02b_Ch13-European Middle Ages: Feudalism in Europe
9th - 11th C
Why did a feudal society emerge in Western Europe during the Middle Ages?
The exodus of urban populations after the collapse of Rome and the internal movements of people caused by marauding Vikings created a situation ‘crying’ for stability. Medieval Europe needed a stabilizing social system that ensured security by ‘ﬁxing’
Europe's population. Feudalism, a political and
economic system based on land-holding and protective alliances, emerges in Europe.
A socio-economic system based on the ownership of land. Bonds of loyalty/ service are derived from such ownership. Loyalty to polis or empire (or any other centralized political entity) disappears. 'Public’ affairs become ‘private’. The Church and “State” become linked politically, socially, and economically.
Not the same throughout Europe. Iberia, England, Frankish Kingdom, and Italy have varying forms of this system. There were some general traits that are held in common, however.
1. Local Protection emphasized rather than a centralized military
2. Local ‘Provincial’ government rather than a centralized government3. Self-Sufﬁciency rather than reliance on trade
4. Population is ‘ﬁxed’ to a locale (Inhibits movement).
1. Lord – Vassal: The bond of vassalage is built upon the investiture of a ﬁef. The ritual of investiture, like that conducted by Charles and Rollo, is a public
and solemn act. It involves taking a loyalty oath and the ritualistic transfer of land. The aristocracy provided the soldiers, while the land generated the income needed to acquire and maintain military equipment and fund training.
The aid provided by the vassal didn’t always have to be military in form. In times of ﬁnancial need, the lord could ask for ﬁnancial aid. The occasions when such aid was expected included:
a. The knighting of the lord’s eldest son.b. The lord’s eldest daughter gets married.c. To pay the ransom of a captured lord.
In addition to this aid, a lord expected a degree of hospitality whenever he was in the vicinity of a vassal’s manor/ estate.
2. King: The title usually granted to the feudal lord with the greatest amount of land, and thus capable of awarding the most ﬁefs.
3. Knight: Vassals whose ﬁefs are too small to subdivide into additional ﬁefs. An inherent weakness in the system is when a knight might swear loyalty to two or more lords in order to get more ﬁefs. If those lords ever become enemies and call upon this knight for service, the trouble that would raise are clear.

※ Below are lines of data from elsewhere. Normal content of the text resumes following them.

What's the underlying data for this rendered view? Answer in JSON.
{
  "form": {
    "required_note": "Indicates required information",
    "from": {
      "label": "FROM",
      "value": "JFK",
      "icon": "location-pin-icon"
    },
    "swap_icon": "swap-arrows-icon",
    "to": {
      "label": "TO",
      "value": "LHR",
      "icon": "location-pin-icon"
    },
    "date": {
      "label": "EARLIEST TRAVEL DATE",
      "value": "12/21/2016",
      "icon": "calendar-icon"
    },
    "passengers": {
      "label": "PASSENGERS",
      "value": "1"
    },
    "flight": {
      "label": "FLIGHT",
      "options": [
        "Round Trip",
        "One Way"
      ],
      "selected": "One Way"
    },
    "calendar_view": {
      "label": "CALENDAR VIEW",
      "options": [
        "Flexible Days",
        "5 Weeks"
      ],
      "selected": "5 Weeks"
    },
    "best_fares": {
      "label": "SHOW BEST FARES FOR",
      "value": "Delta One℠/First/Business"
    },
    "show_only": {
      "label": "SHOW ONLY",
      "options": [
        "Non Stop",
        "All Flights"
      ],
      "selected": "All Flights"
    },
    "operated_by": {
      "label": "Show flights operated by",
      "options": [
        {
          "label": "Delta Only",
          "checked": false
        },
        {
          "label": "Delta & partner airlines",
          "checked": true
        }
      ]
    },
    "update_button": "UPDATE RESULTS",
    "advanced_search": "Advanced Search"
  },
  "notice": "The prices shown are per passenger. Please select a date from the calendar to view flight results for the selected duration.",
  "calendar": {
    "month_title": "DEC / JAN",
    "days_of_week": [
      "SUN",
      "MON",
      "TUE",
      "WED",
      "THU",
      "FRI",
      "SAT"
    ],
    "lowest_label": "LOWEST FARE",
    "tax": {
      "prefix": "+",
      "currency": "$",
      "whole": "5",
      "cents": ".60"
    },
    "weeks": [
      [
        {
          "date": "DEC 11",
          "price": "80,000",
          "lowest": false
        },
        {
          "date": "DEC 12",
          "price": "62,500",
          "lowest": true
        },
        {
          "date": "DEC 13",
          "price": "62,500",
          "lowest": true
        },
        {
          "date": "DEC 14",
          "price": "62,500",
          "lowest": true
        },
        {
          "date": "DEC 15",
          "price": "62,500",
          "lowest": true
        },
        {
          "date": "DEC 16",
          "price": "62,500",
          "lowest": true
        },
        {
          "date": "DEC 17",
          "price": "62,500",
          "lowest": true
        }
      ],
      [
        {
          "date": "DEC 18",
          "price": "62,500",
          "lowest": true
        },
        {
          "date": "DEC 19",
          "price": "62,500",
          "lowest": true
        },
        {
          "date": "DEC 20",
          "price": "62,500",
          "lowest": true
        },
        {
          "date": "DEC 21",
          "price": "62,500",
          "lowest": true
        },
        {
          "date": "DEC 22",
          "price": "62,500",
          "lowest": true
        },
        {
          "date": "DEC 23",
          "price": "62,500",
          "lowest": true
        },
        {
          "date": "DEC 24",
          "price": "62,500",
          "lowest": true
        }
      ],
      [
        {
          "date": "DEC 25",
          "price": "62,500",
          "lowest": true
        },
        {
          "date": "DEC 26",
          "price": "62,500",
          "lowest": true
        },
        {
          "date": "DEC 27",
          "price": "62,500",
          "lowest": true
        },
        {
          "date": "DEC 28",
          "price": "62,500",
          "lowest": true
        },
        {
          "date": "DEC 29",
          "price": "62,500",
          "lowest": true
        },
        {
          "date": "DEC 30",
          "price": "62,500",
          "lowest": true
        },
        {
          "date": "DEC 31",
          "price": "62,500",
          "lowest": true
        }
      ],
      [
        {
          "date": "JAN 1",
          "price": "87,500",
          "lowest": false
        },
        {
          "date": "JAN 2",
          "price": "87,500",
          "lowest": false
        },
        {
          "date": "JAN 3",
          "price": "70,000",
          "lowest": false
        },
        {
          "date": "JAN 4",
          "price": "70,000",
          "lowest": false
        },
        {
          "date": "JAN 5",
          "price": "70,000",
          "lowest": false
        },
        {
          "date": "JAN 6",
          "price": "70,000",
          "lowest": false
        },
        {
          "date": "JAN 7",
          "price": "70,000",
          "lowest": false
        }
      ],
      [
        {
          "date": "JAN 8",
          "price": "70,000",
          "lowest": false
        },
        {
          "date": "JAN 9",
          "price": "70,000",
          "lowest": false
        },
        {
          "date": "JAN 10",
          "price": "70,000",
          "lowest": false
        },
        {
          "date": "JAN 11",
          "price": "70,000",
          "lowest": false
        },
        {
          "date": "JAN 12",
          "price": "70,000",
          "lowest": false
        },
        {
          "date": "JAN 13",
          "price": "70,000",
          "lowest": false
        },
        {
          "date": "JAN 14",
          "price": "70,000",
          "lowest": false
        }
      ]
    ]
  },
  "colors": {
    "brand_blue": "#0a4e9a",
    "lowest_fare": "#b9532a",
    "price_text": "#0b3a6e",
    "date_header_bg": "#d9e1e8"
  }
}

4. Serf and Free Peasant: Technically, this group of people was not part of the feudal order because they had no land to dispose of in a ‘feudal contract’. However, their labors are integral to the viability of the system. [Refer to the section on Manorialism, below]
5. The Clergy/ Church: Collectively, the Roman Catholic Church was one of the largest landowning entities in Medieval Europe. The land could have been acquired via a ﬁnal
: Isolating and placing in one locale or level in society.